Sysop of "Big Bang Burger Bar" Forum (www.bigbangburgerbar.co.uk)
Organiser of "Raiders of the Game Cupboard" (www.raidersofthegamecupboard.co.uk)
Components All of the components are of a high quality, the artwork is superb. Everything is very colourful and there is a lot of cardboard with a novel reuse of some components to aid in scoring at the end of the game.
Playability The rules are not overly complicated and are layed out in well with plenty of examples. Read on their own they make sense but as with most games reading and playing the first round helps the understanding of the subtleties.
The main board represents areas of the world, rather than just a map they have gone for a more stylised representation which works really well with the theme. Showing trade routes, and cities as well as shipping tracks.
The aim of the game is to build your empire improving in various aspects of Culture, Finance, Industry & Political. These build towards your Glory points at the end of the game with the winner being the one with the most Glory at the end.
Played over seven rounds, marked cleverly by the fact the players have to build a building each round. These buildings can provide improvements to the four aspects mentioned above, or actions you can use later in the round. Your level of culture determines how much population growth you have and these are used to activate buildings and explore the world.
Players start in Europe & The Mediterranean and through their actions spread out to other areas of the world. As players occupy and ship they collect Trade tokens, completing trade routes also wins a player trade tokens.

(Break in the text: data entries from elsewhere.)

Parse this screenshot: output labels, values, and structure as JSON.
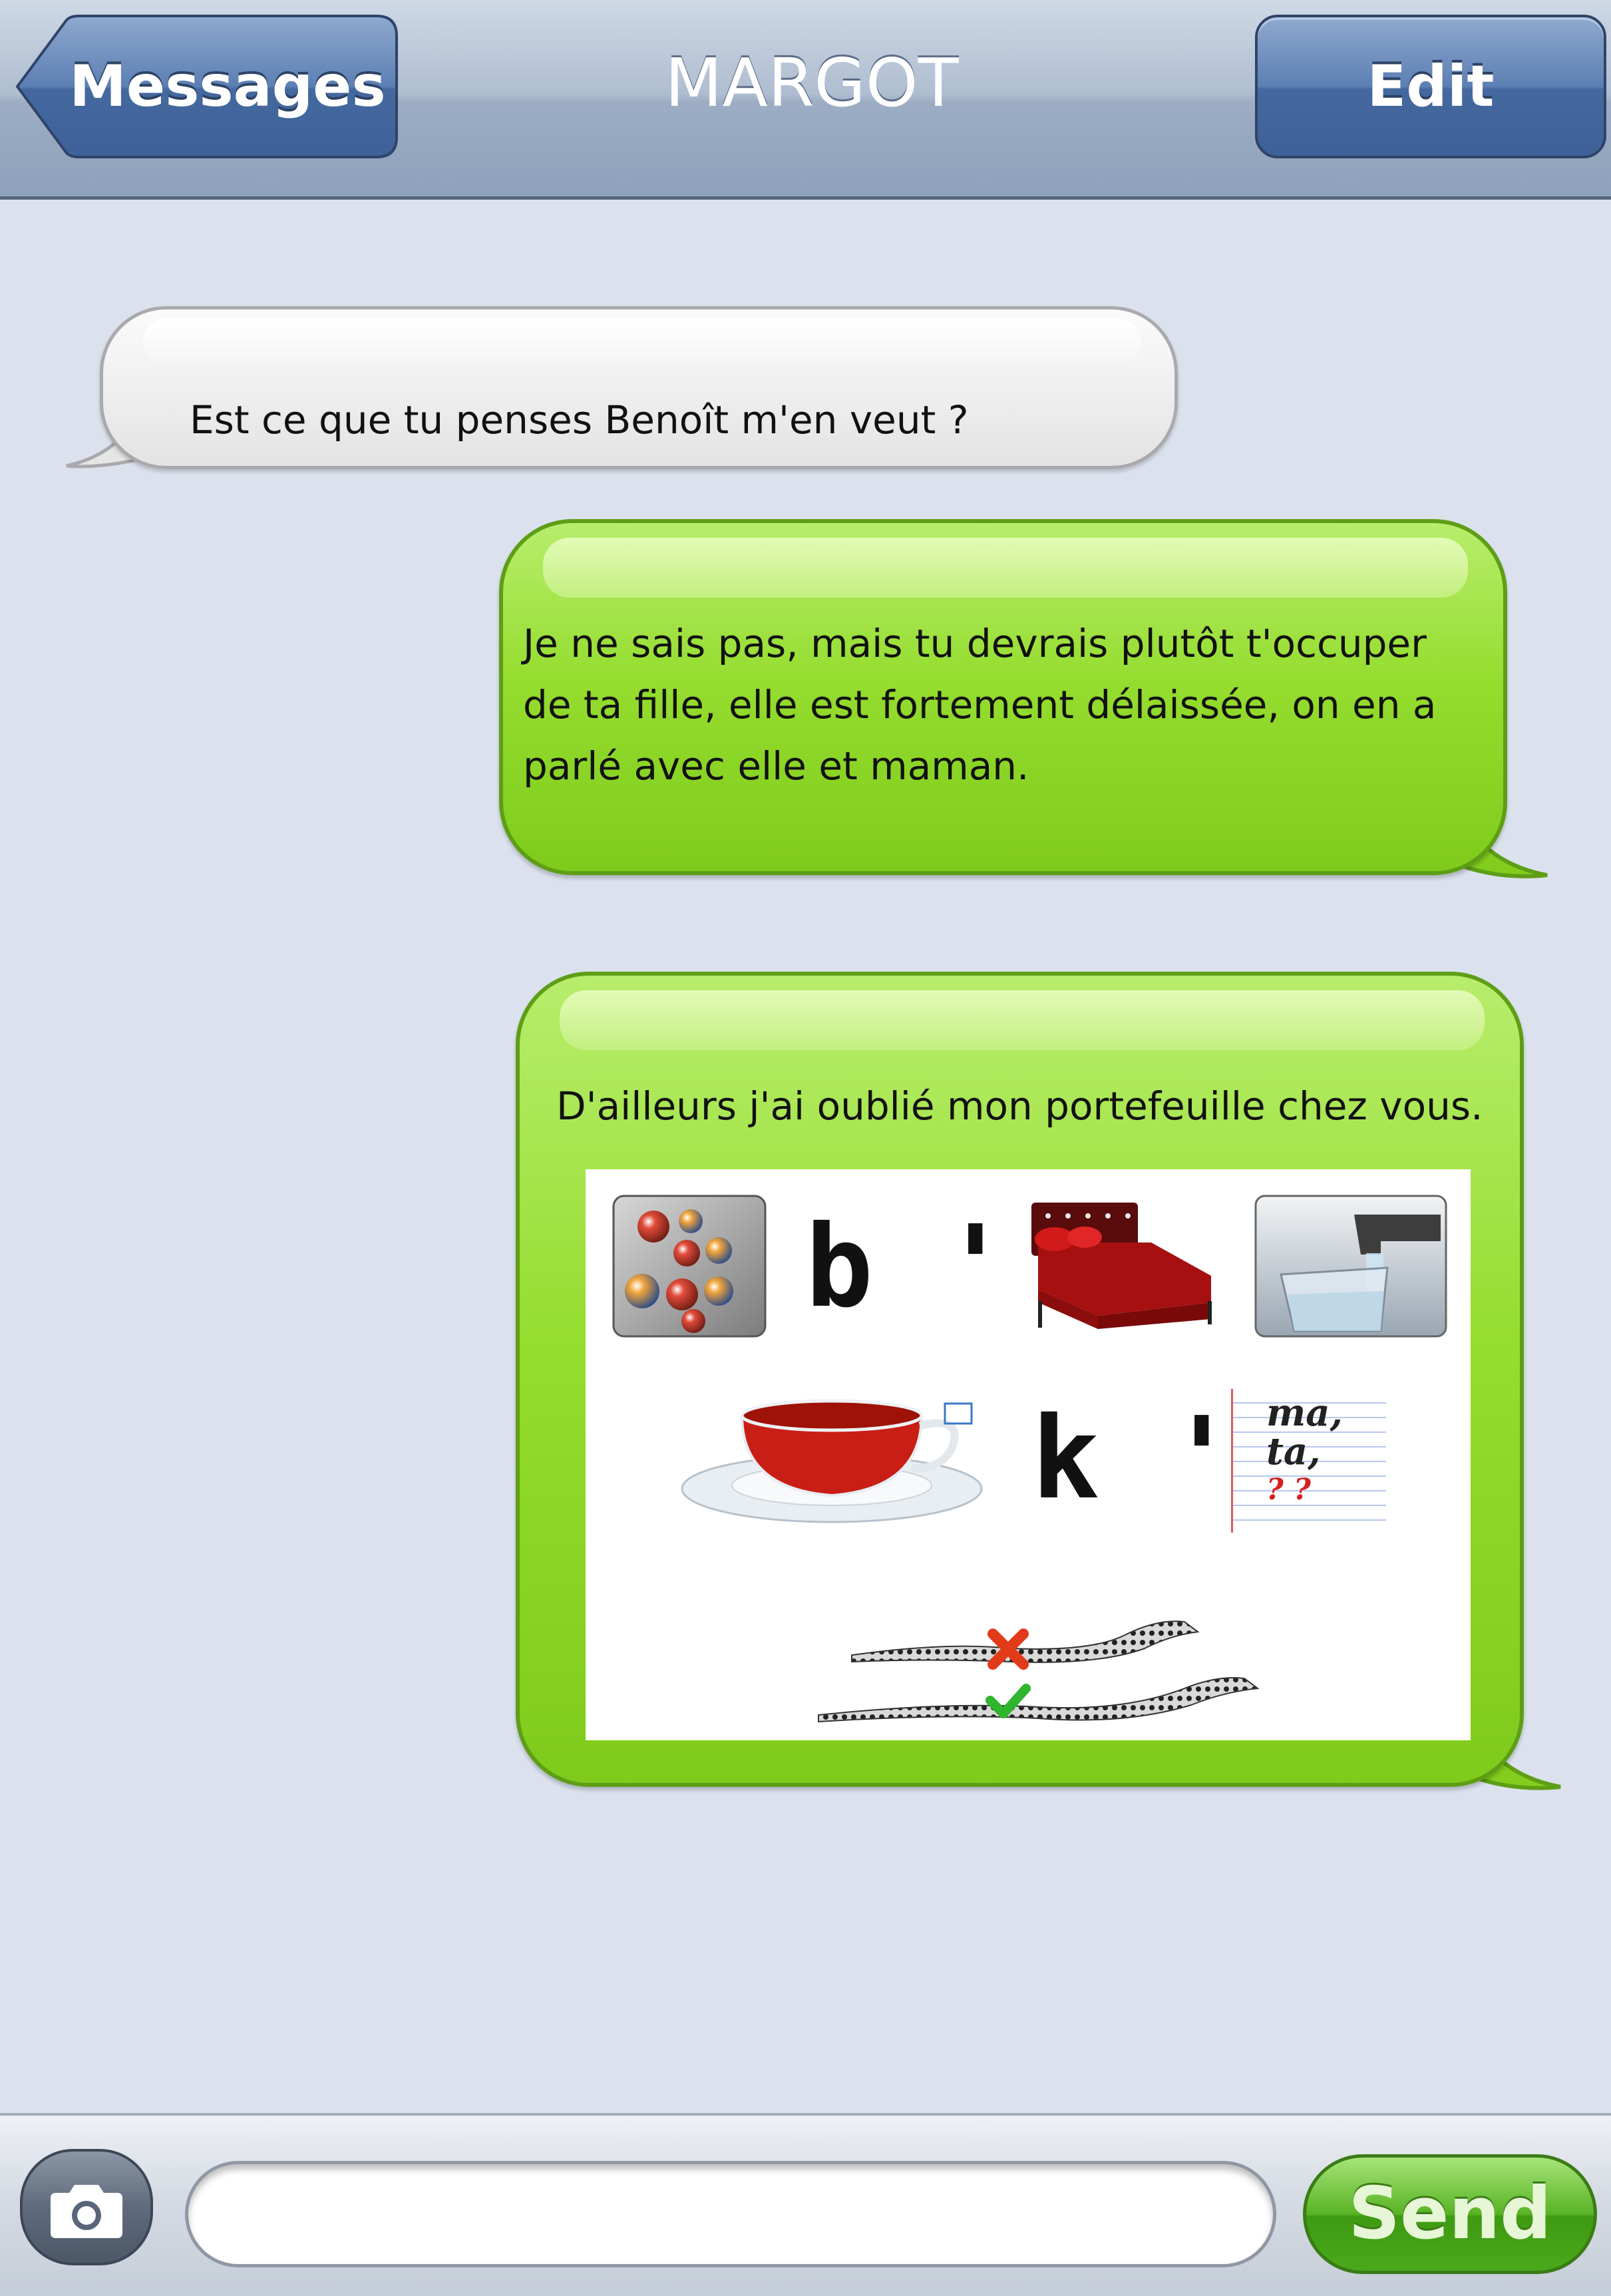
{
  "navbar": {
    "back_label": "Messages",
    "title": "MARGOT",
    "edit_label": "Edit"
  },
  "messages": [
    {
      "direction": "incoming",
      "text": "Est ce que tu penses Benoît m'en veut ?"
    },
    {
      "direction": "outgoing",
      "text": "Je ne sais pas, mais tu devrais plutôt t'occuper de ta fille, elle est fortement délaissée, on en a parlé avec elle et maman."
    },
    {
      "direction": "outgoing",
      "text": "D'ailleurs j'ai oublié mon portefeuille chez vous."
    }
  ],
  "rebus": {
    "row1": {
      "letter": "b '",
      "icons": [
        "marbles-icon",
        "bed-icon",
        "water-glass-icon"
      ]
    },
    "row2": {
      "letter": "k '",
      "notebook_line1": "ma,",
      "notebook_line2": "ta,",
      "notebook_marks": "? ?",
      "icons": [
        "teacup-icon",
        "notebook-icon"
      ]
    },
    "row3": {
      "icons": [
        "snakes-icon",
        "red-cross-icon",
        "green-check-icon"
      ]
    }
  },
  "compose": {
    "input_value": "",
    "send_label": "Send",
    "camera_icon": "camera-icon"
  },
  "colors": {
    "navbar": "#9cadc4",
    "background": "#dbe2ed",
    "outgoing_bubble": "#8fd62a",
    "incoming_bubble": "#eeeeee",
    "send_button": "#59b325"
  }
}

These tokens increase your Culture, Finance, Politics and Industry tracks which then give you various benefits during the game and provide Glory Points for the final scoring. Also amongst the Trade Tokens are blue tokens which can be discarded to take additional actions.
Each region has a stack of cards which provide a variety of rewards, the top card of most of the Decks is a Governor card which is gained by having the most pieces on the shipping track for that region when it is completed. Once a shipping track is complete the regions is OPEN meaning players can occupy cities, or draw cards as long as they have enough pieces in the area to match the cost of the card. These cards again, like the trade tokens increase your Culture, Finance, Politics and Industry tracks.
In the starting area you have two stacks, one of which is a slavery deck, this rewards the players in the normal way buthas a down side. If the players ever have to discard a slavery card it is kept face down as it counts as negative glory for final scoring. Also the other desk has an abolition of slavery card which when taken means all players with slavery cards have to discard them. This can be quite a useful tactic as not only will those players have glory taken away but when they lose the cards they also have to lose the track rewards they received as well.
This is a really good game, not overly complex but does require careful observation of other players actions as they will have an impact on what you will do on your turn. As this is only played over seven rounds you find the action ramps up in the final rounds as players have amassed extra actions and population.
In conclusion this is a worthy addition to my collection and will see a lot of play, the random setup will mean that no two games will be alike.
What do you think about the notion of having all trade tokens placed face down at the beginning? This would certainly add unpredictability to the progress of the status tracks.
Not a good idea. It would remove a lot of the strategy, and make things too random. There's a fair bit of maneuvering for getting the token you want (to let you keep that extra card, or to let you occupy a city with your last token, or whatever), and situations where you have to choose between getting the token you want and going into the region you want. Face-up is much better than face-down would be.